Collected data:
# # # # # # #

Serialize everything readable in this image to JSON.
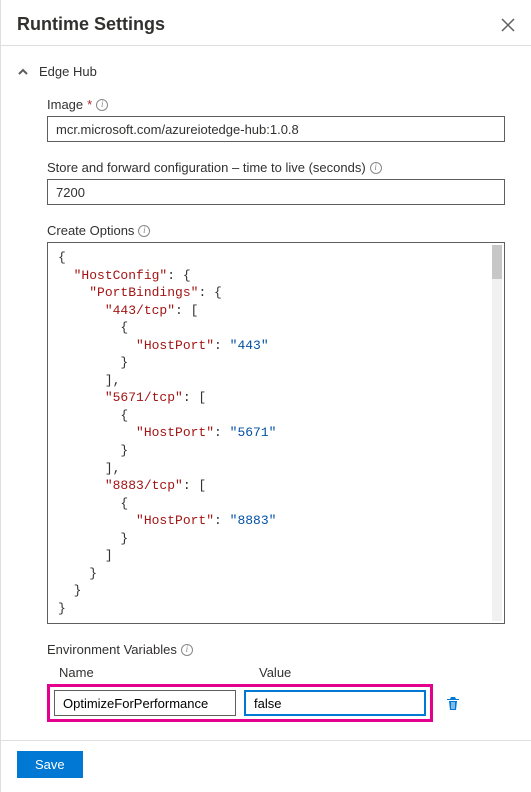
{
  "header": {
    "title": "Runtime Settings"
  },
  "section": {
    "title": "Edge Hub"
  },
  "image": {
    "label": "Image",
    "required": "*",
    "value": "mcr.microsoft.com/azureiotedge-hub:1.0.8"
  },
  "ttl": {
    "label": "Store and forward configuration – time to live (seconds)",
    "value": "7200"
  },
  "createOptions": {
    "label": "Create Options",
    "json": {
      "hostConfigKey": "\"HostConfig\"",
      "portBindingsKey": "\"PortBindings\"",
      "port443Key": "\"443/tcp\"",
      "port5671Key": "\"5671/tcp\"",
      "port8883Key": "\"8883/tcp\"",
      "hostPortKey": "\"HostPort\"",
      "val443": "\"443\"",
      "val5671": "\"5671\"",
      "val8883": "\"8883\""
    }
  },
  "envVars": {
    "label": "Environment Variables",
    "colName": "Name",
    "colValue": "Value",
    "rows": [
      {
        "name": "OptimizeForPerformance",
        "value": "false"
      }
    ]
  },
  "footer": {
    "save": "Save"
  }
}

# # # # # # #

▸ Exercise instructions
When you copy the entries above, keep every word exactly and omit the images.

▸ Solution to this problem
Serialize everything readable in this image to JSON.
{
  "header": {
    "title": "Runtime Settings"
  },
  "section": {
    "title": "Edge Hub"
  },
  "image": {
    "label": "Image",
    "required": "*",
    "value": "mcr.microsoft.com/azureiotedge-hub:1.0.8"
  },
  "ttl": {
    "label": "Store and forward configuration – time to live (seconds)",
    "value": "7200"
  },
  "createOptions": {
    "label": "Create Options",
    "json": {
      "hostConfigKey": "\"HostConfig\"",
      "portBindingsKey": "\"PortBindings\"",
      "port443Key": "\"443/tcp\"",
      "port5671Key": "\"5671/tcp\"",
      "port8883Key": "\"8883/tcp\"",
      "hostPortKey": "\"HostPort\"",
      "val443": "\"443\"",
      "val5671": "\"5671\"",
      "val8883": "\"8883\""
    }
  },
  "envVars": {
    "label": "Environment Variables",
    "colName": "Name",
    "colValue": "Value",
    "rows": [
      {
        "name": "OptimizeForPerformance",
        "value": "false"
      }
    ]
  },
  "footer": {
    "save": "Save"
  }
}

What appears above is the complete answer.